I am pleased to announce that effective immediately all worthy and able young men who have graduated from high school or its equivalent, regardless of where they live, will have the option of being recommended for missionary service beginning at the age of 18, instead of age 19. I am not suggesting that all young men will—or should—serve at this earlier age. Rather, based on individual circumstances as well as upon a determination by priesthood leaders, this option is now available.
As we have prayerfully pondered the age at which young men may begin their missionary service, we have also given consideration to the age at which a young woman might serve. Today I am pleased to announce that able, worthy young women who have the desire to serve may be recommended for missionary service beginning at age 19, instead of age 21.
We affirm that missionary work is a priesthood duty—and we encourage all young men who are worthy and who are physically able and mentally capable to respond to the call to serve. Many young women also serve, but they are not under the same mandate to serve as are the young men. We assure the young sisters of the Church, however, that they make a valuable contribution as missionaries, and we welcome their service.
Often a significant policy change works out rather differently than expected. I suspect that will be the case here, although we don’t really know what the expectations of LDS leaders were and I don’t think we will see the full impact of the change for several years. But here are a few changes I see already.
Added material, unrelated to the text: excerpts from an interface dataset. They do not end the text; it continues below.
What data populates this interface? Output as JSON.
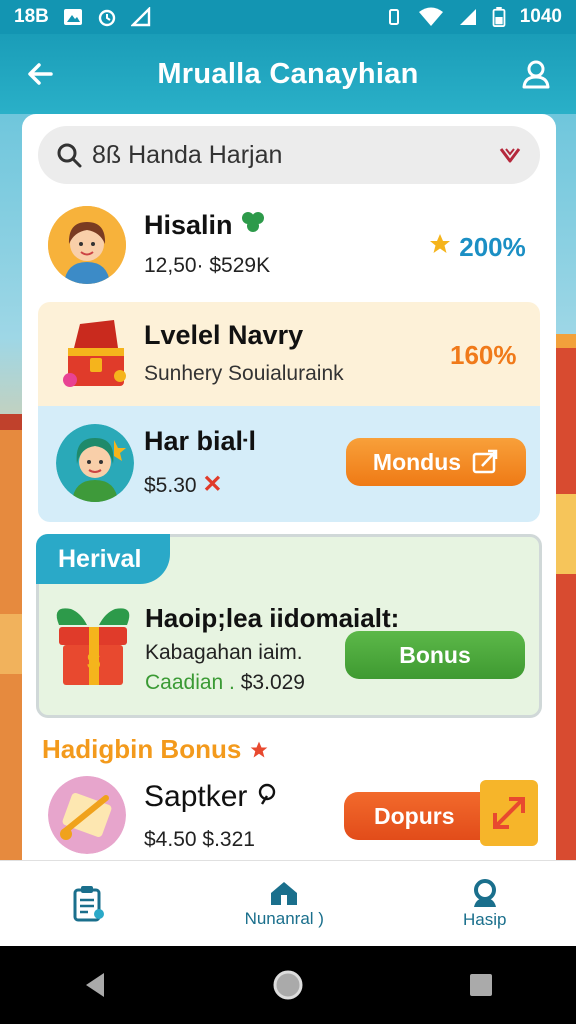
{
  "status": {
    "time_left": "18B",
    "time_right": "1040"
  },
  "appbar": {
    "title": "Mrualla Canayhian"
  },
  "search": {
    "value": "8ß Handa Harjan"
  },
  "rows": [
    {
      "name": "Hisalin",
      "sub": "12,50· $529K",
      "value": "200%",
      "value_color": "#1b8fc4"
    },
    {
      "name": "Lvelel Navry",
      "sub": "Sunhery Souialuraink",
      "value": "160%",
      "value_color": "#f07a1a"
    },
    {
      "name": "Har biaŀl",
      "sub": "$5.30",
      "button": "Mondus"
    }
  ],
  "featured": {
    "tag": "Herival",
    "title": "Haoip;lea iidomaialt:",
    "sub1": "Kabagahan iaim.",
    "sub2_label": "Caadian .",
    "sub2_value": "$3.029",
    "button": "Bonus"
  },
  "section": {
    "heading": "Hadigbin Bonus"
  },
  "last_row": {
    "name": "Saptker",
    "sub": "$4.50 $.321",
    "button": "Dopurs"
  },
  "bottom_nav": [
    {
      "label": "",
      "icon": "clipboard-icon"
    },
    {
      "label": "Nunanral )",
      "icon": "home-icon"
    },
    {
      "label": "Hasip",
      "icon": "profile-search-icon"
    }
  ],
  "colors": {
    "primary": "#1ea6c0",
    "orange_button": "#f2811d",
    "green_button": "#4aa637"
  }
}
1. 18 is the new 19. When announced, it was clearly stated that service for young men at 18 is an option, not an expectation. It was also suggested that bishops and stake presidents should consider “individual circumstances” before recommending a young man for missionary service at 18. I think this cautionary counsel lasted about 24 hours. I don’t think local leaders are saying no to any qualified young man who wants to serve at 18. Yes, 18 is the new 19.
2. 19 is not the new 21. It’s a different story for sisters. The age change doesn’t simply move the date forward a year or two, it opens up missionary service to thousands of young LDS women who are eager to serve as missionaries at age 19 but who often have other life plans in place at age 21. The immediate response by thousands of young LDS women to serve is really quite inspiring. Again, President Monson’s note of caution (“We affirm that missionary work is a priesthood duty …. Many young women also serve, but they are not under the same mandate to serve as are the young men.“) doesn’t seem to have any particular relevance at this point. Young LDS women are simply taking this opportunity and running with it.
3. And the long-term impact is …? More young LDS men will serve missions, if only because we don’t lose them to various distractions or doubts before they turn 19. But *many* more young LDS women will serve missions, which will upgrade the talent pool in LDS wards in coming years. The Church will have to provide additional avenues of service for these faithful returned sister missionaries. We can call them all as ward missionaries, or maybe turn the clerk duties over to women (the monthly reports would finally get done on time), or go all in and just give them the priesthood. The Church generally finds a way to use talented people, so change of some sort will happen.
So how is the new policy playing out in your ward and in your family?